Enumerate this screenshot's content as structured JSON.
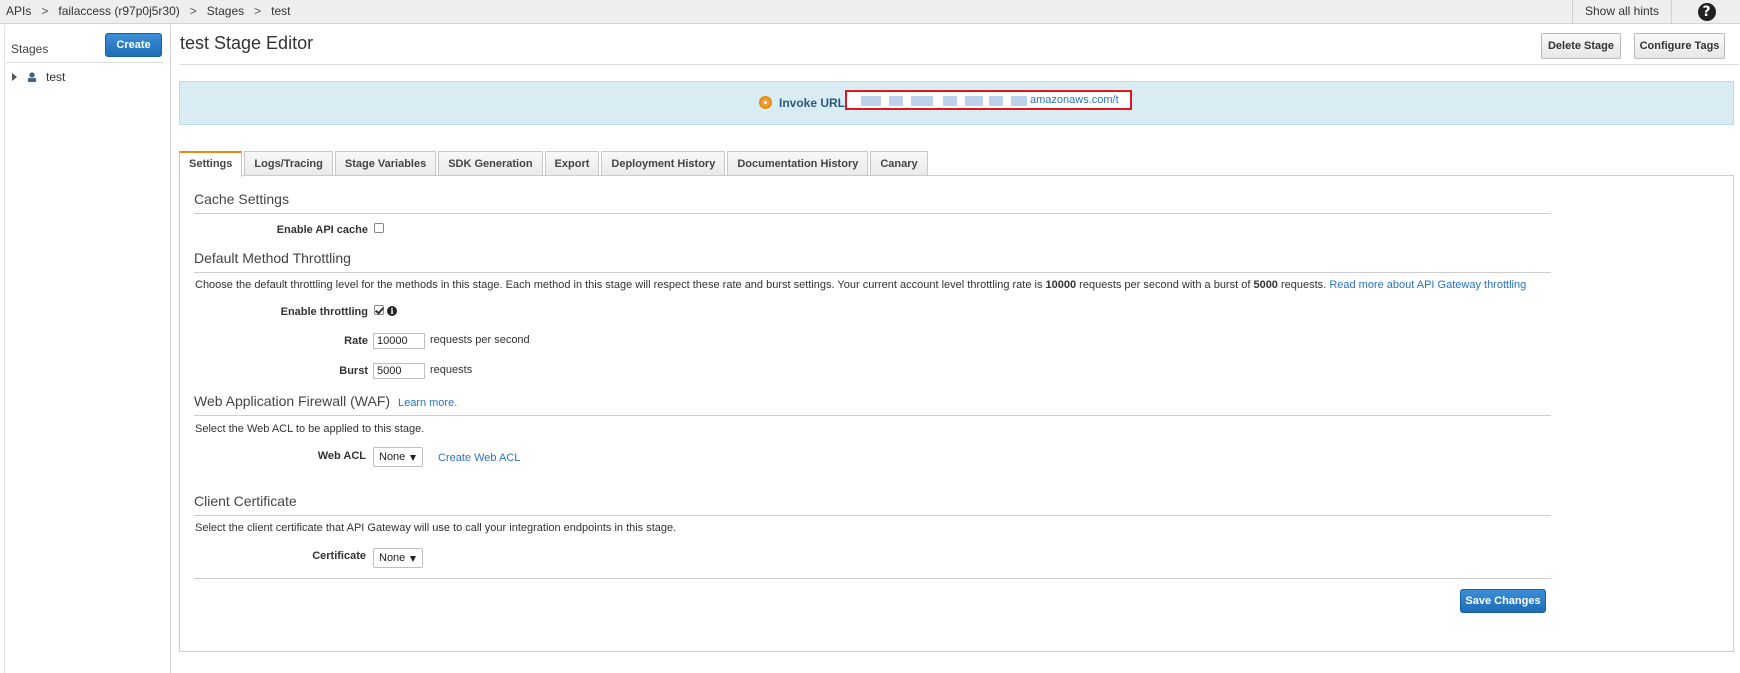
{
  "breadcrumb": {
    "items": [
      "APIs",
      "failaccess (r97p0j5r30)",
      "Stages",
      "test"
    ],
    "separator": ">"
  },
  "topbar": {
    "show_hints_label": "Show all hints",
    "help_icon": "question-circle-icon",
    "help_glyph": "?"
  },
  "sidebar": {
    "title": "Stages",
    "create_label": "Create",
    "tree": [
      {
        "label": "test",
        "icon": "stage-icon"
      }
    ]
  },
  "header": {
    "title": "test Stage Editor",
    "delete_label": "Delete Stage",
    "tags_label": "Configure Tags"
  },
  "invoke": {
    "label": "Invoke URL:",
    "url_visible": "amazonaws.com/t"
  },
  "tabs": [
    {
      "label": "Settings",
      "active": true
    },
    {
      "label": "Logs/Tracing",
      "active": false
    },
    {
      "label": "Stage Variables",
      "active": false
    },
    {
      "label": "SDK Generation",
      "active": false
    },
    {
      "label": "Export",
      "active": false
    },
    {
      "label": "Deployment History",
      "active": false
    },
    {
      "label": "Documentation History",
      "active": false
    },
    {
      "label": "Canary",
      "active": false
    }
  ],
  "cache": {
    "title": "Cache Settings",
    "enable_label": "Enable API cache",
    "enabled": false
  },
  "throttling": {
    "title": "Default Method Throttling",
    "desc_1": "Choose the default throttling level for the methods in this stage. Each method in this stage will respect these rate and burst settings. Your current account level throttling rate is ",
    "rate_limit": "10000",
    "desc_2": " requests per second with a burst of ",
    "burst_limit": "5000",
    "desc_3": " requests.",
    "read_more": "Read more about API Gateway throttling",
    "enable_label": "Enable throttling",
    "enabled": true,
    "rate_label": "Rate",
    "rate_value": "10000",
    "rate_unit": "requests per second",
    "burst_label": "Burst",
    "burst_value": "5000",
    "burst_unit": "requests"
  },
  "waf": {
    "title": "Web Application Firewall (WAF)",
    "learn_more": "Learn more.",
    "desc": "Select the Web ACL to be applied to this stage.",
    "acl_label": "Web ACL",
    "acl_value": "None",
    "create_link": "Create Web ACL"
  },
  "certificate": {
    "title": "Client Certificate",
    "desc": "Select the client certificate that API Gateway will use to call your integration endpoints in this stage.",
    "label": "Certificate",
    "value": "None"
  },
  "footer": {
    "save_label": "Save Changes"
  },
  "colors": {
    "primary_button": "#2d7ec9",
    "active_tab_accent": "#e38d12",
    "invoke_box_bg": "#d9ecf3",
    "link": "#2a73c5",
    "redaction_box": "#e0161b"
  }
}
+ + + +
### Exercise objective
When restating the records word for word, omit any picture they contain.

### Response
Enumerate this screenshot's content as structured JSON.
{
  "breadcrumb": {
    "items": [
      "APIs",
      "failaccess (r97p0j5r30)",
      "Stages",
      "test"
    ],
    "separator": ">"
  },
  "topbar": {
    "show_hints_label": "Show all hints",
    "help_icon": "question-circle-icon",
    "help_glyph": "?"
  },
  "sidebar": {
    "title": "Stages",
    "create_label": "Create",
    "tree": [
      {
        "label": "test",
        "icon": "stage-icon"
      }
    ]
  },
  "header": {
    "title": "test Stage Editor",
    "delete_label": "Delete Stage",
    "tags_label": "Configure Tags"
  },
  "invoke": {
    "label": "Invoke URL:",
    "url_visible": "amazonaws.com/t"
  },
  "tabs": [
    {
      "label": "Settings",
      "active": true
    },
    {
      "label": "Logs/Tracing",
      "active": false
    },
    {
      "label": "Stage Variables",
      "active": false
    },
    {
      "label": "SDK Generation",
      "active": false
    },
    {
      "label": "Export",
      "active": false
    },
    {
      "label": "Deployment History",
      "active": false
    },
    {
      "label": "Documentation History",
      "active": false
    },
    {
      "label": "Canary",
      "active": false
    }
  ],
  "cache": {
    "title": "Cache Settings",
    "enable_label": "Enable API cache",
    "enabled": false
  },
  "throttling": {
    "title": "Default Method Throttling",
    "desc_1": "Choose the default throttling level for the methods in this stage. Each method in this stage will respect these rate and burst settings. Your current account level throttling rate is ",
    "rate_limit": "10000",
    "desc_2": " requests per second with a burst of ",
    "burst_limit": "5000",
    "desc_3": " requests.",
    "read_more": "Read more about API Gateway throttling",
    "enable_label": "Enable throttling",
    "enabled": true,
    "rate_label": "Rate",
    "rate_value": "10000",
    "rate_unit": "requests per second",
    "burst_label": "Burst",
    "burst_value": "5000",
    "burst_unit": "requests"
  },
  "waf": {
    "title": "Web Application Firewall (WAF)",
    "learn_more": "Learn more.",
    "desc": "Select the Web ACL to be applied to this stage.",
    "acl_label": "Web ACL",
    "acl_value": "None",
    "create_link": "Create Web ACL"
  },
  "certificate": {
    "title": "Client Certificate",
    "desc": "Select the client certificate that API Gateway will use to call your integration endpoints in this stage.",
    "label": "Certificate",
    "value": "None"
  },
  "footer": {
    "save_label": "Save Changes"
  },
  "colors": {
    "primary_button": "#2d7ec9",
    "active_tab_accent": "#e38d12",
    "invoke_box_bg": "#d9ecf3",
    "link": "#2a73c5",
    "redaction_box": "#e0161b"
  }
}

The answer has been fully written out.